SUPPLIED RECORDS below:
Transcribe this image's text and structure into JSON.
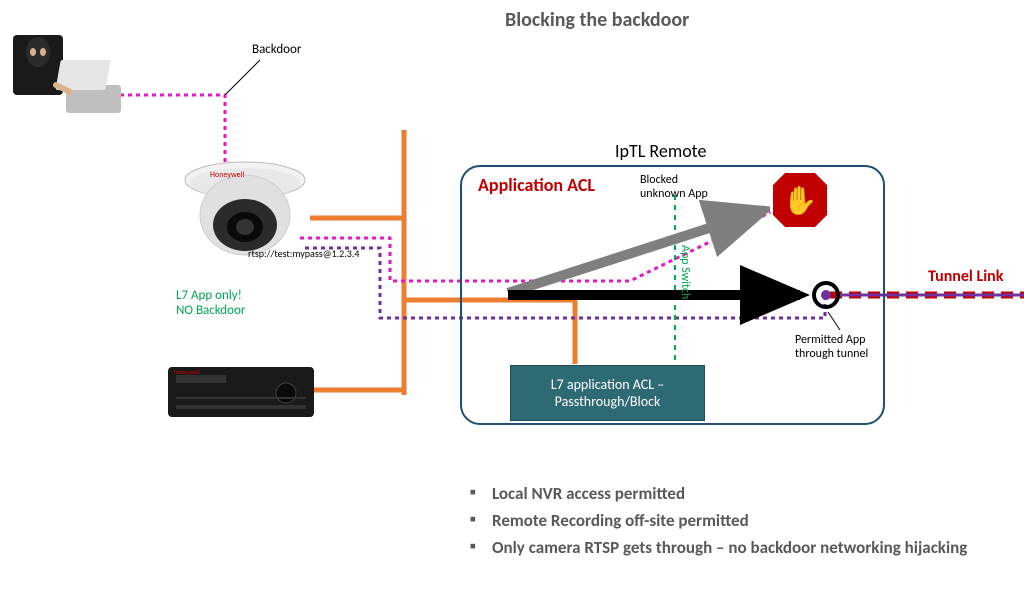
{
  "title": "Blocking the backdoor",
  "labels": {
    "backdoor": "Backdoor",
    "rtsp": "rtsp://test:mypass@1.2.3.4",
    "l7only_line1": "L7 App only!",
    "l7only_line2": "NO Backdoor",
    "application_acl": "Application ACL",
    "iptl_remote": "IpTL Remote",
    "blocked_unknown": "Blocked unknown App",
    "app_switch": "App Switch",
    "permitted_app": "Permitted App through tunnel",
    "l7_box_line1": "L7 application ACL –",
    "l7_box_line2": "Passthrough/Block",
    "tunnel_link": "Tunnel Link"
  },
  "bullets": [
    "Local NVR access permitted",
    "Remote Recording off-site permitted",
    "Only camera RTSP gets through – no backdoor networking hijacking"
  ],
  "colors": {
    "orange": "#ed7d31",
    "magenta": "#e815c6",
    "purple": "#7030a0",
    "darkblue": "#1f4e79",
    "red": "#c00000",
    "teal": "#2e6a74",
    "green": "#00a650"
  }
}
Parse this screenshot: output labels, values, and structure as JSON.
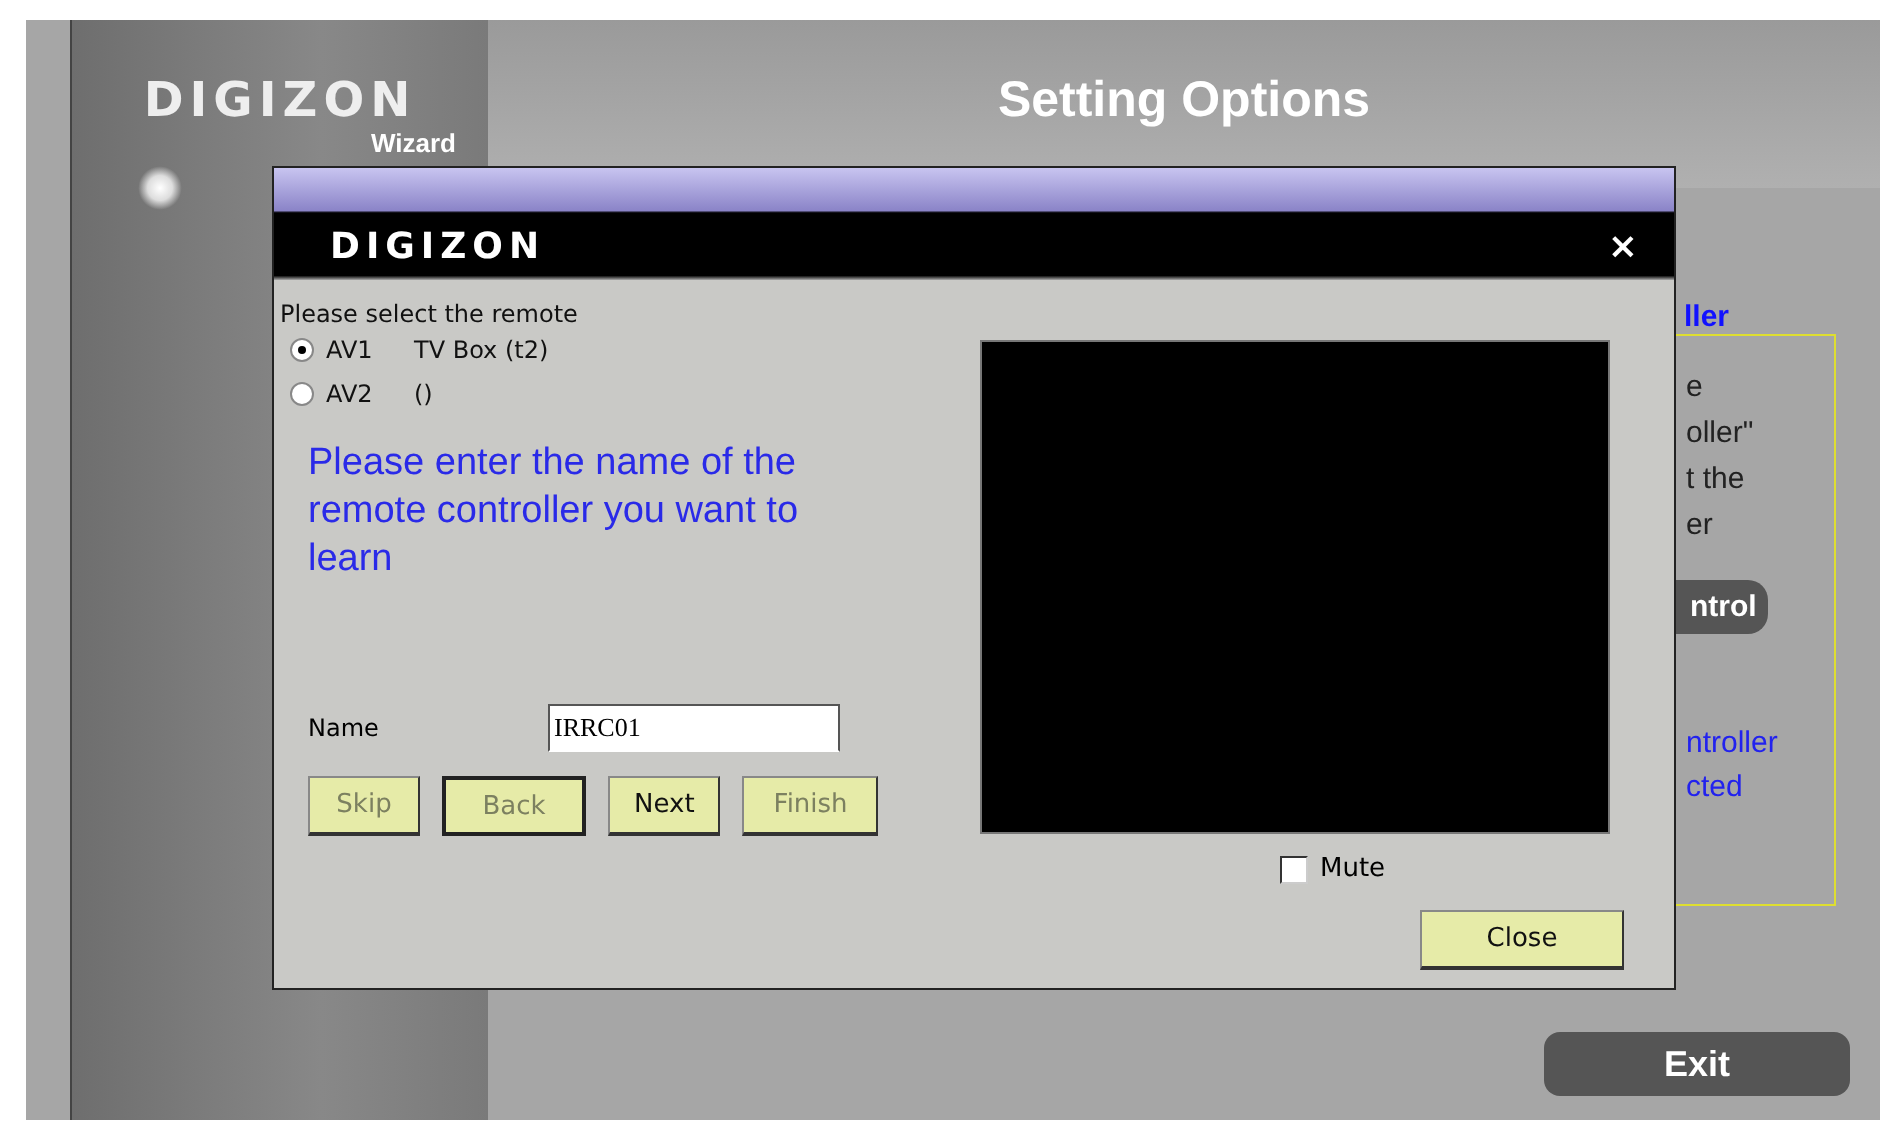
{
  "app": {
    "logo": "DIGIZON",
    "logo_subtitle": "Wizard",
    "title": "Setting Options",
    "exit_button": "Exit"
  },
  "background_panel": {
    "heading": "ller",
    "lines": [
      "e",
      "oller\"",
      "t the",
      "er"
    ],
    "button": "ntrol",
    "status_lines": [
      "ntroller",
      "cted"
    ]
  },
  "dialog": {
    "logo": "DIGIZON",
    "close": "×",
    "prompt": "Please select the remote",
    "remotes": [
      {
        "label": "AV1",
        "device": "TV Box (t2)",
        "selected": true
      },
      {
        "label": "AV2",
        "device": "()",
        "selected": false
      }
    ],
    "instruction": "Please enter the name of the remote controller you want to learn",
    "name_label": "Name",
    "name_value": "IRRC01",
    "buttons": [
      {
        "label": "Skip",
        "disabled": true,
        "focused": false
      },
      {
        "label": "Back",
        "disabled": true,
        "focused": true
      },
      {
        "label": "Next",
        "disabled": false,
        "focused": false
      },
      {
        "label": "Finish",
        "disabled": true,
        "focused": false
      }
    ],
    "mute": {
      "label": "Mute",
      "checked": false
    },
    "close_button": "Close"
  }
}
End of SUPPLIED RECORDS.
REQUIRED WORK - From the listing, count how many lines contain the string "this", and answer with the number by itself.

SOLUTION - 2